(Extracted data entries)

--------------------

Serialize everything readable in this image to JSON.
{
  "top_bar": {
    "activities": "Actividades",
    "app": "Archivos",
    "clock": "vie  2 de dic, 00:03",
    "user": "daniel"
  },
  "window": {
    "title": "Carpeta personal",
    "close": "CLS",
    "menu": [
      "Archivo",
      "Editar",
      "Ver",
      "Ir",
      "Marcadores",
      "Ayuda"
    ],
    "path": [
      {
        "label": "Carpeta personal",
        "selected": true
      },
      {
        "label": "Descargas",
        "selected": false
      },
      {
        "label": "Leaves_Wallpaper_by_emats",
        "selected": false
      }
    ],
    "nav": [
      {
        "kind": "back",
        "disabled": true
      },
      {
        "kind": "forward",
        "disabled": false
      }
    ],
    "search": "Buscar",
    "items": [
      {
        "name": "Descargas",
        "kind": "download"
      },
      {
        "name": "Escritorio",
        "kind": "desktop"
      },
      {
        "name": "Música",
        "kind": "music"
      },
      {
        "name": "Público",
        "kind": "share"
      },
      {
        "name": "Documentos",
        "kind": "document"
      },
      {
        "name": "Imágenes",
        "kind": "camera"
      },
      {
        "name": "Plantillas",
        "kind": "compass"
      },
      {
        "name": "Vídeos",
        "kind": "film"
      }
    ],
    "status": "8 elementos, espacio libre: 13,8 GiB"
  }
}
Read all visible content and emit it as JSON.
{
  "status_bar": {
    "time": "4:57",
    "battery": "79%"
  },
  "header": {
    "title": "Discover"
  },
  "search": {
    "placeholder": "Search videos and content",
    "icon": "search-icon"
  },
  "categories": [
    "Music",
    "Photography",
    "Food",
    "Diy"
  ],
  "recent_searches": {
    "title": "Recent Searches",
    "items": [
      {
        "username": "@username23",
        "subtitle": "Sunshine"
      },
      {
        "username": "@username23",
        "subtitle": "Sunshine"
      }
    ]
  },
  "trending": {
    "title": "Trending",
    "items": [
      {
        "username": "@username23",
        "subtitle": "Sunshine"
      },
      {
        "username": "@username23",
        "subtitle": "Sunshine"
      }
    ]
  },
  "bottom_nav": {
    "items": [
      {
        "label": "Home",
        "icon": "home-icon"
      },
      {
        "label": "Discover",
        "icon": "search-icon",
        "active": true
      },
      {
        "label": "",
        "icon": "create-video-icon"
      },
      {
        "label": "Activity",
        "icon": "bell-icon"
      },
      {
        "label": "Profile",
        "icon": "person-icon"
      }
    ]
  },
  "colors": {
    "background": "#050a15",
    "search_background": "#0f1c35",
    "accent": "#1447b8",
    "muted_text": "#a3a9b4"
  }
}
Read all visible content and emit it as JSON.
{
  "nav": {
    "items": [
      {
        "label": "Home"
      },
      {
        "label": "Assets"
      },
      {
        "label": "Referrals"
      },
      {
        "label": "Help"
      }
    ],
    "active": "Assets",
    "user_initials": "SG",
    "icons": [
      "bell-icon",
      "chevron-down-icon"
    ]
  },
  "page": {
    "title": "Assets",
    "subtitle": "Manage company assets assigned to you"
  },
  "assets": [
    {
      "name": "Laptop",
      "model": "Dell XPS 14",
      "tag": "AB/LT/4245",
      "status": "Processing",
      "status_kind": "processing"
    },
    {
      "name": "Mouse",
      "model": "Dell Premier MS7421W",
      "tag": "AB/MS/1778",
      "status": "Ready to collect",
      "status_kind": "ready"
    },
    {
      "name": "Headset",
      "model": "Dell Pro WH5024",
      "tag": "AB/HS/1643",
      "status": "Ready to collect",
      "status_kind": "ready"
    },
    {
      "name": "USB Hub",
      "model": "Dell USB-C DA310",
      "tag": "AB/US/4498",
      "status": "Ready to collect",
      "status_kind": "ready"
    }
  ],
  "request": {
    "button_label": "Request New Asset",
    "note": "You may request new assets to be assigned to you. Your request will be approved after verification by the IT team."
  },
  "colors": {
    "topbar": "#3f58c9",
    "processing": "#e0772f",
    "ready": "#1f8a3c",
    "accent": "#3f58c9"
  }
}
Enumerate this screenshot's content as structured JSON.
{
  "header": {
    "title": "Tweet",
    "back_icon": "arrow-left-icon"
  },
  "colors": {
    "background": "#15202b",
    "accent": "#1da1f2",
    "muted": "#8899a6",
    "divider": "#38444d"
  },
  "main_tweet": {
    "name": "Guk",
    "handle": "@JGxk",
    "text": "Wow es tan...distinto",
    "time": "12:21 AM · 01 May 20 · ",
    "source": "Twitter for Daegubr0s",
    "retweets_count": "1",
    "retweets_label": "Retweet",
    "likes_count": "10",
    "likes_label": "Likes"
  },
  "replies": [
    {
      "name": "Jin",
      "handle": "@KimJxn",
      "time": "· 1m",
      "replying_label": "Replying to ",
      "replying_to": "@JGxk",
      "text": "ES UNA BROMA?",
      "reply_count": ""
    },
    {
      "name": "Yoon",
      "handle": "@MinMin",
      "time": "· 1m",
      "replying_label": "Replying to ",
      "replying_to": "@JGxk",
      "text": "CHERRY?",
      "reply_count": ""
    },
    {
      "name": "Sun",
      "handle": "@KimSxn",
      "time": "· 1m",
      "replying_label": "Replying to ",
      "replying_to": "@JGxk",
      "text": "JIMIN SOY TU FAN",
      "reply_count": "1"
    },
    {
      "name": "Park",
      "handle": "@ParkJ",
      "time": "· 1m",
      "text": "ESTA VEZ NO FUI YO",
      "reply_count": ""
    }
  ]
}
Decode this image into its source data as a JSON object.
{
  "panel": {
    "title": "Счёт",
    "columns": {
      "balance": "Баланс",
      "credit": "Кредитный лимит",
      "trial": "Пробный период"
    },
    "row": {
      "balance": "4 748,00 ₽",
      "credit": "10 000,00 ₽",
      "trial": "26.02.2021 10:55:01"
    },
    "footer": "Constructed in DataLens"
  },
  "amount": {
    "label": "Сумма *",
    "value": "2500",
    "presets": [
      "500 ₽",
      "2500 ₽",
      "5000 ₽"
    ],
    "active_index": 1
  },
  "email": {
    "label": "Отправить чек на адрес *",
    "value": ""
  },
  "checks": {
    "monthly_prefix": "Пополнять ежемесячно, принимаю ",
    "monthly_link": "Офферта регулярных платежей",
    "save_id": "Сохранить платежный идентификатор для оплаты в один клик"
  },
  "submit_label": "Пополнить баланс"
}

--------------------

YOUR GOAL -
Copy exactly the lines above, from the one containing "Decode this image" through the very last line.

THE COMPLETED TASK -
Decode this image into its source data as a JSON object.
{
  "panel": {
    "title": "Счёт",
    "columns": {
      "balance": "Баланс",
      "credit": "Кредитный лимит",
      "trial": "Пробный период"
    },
    "row": {
      "balance": "4 748,00 ₽",
      "credit": "10 000,00 ₽",
      "trial": "26.02.2021 10:55:01"
    },
    "footer": "Constructed in DataLens"
  },
  "amount": {
    "label": "Сумма *",
    "value": "2500",
    "presets": [
      "500 ₽",
      "2500 ₽",
      "5000 ₽"
    ],
    "active_index": 1
  },
  "email": {
    "label": "Отправить чек на адрес *",
    "value": ""
  },
  "checks": {
    "monthly_prefix": "Пополнять ежемесячно, принимаю ",
    "monthly_link": "Офферта регулярных платежей",
    "save_id": "Сохранить платежный идентификатор для оплаты в один клик"
  },
  "submit_label": "Пополнить баланс"
}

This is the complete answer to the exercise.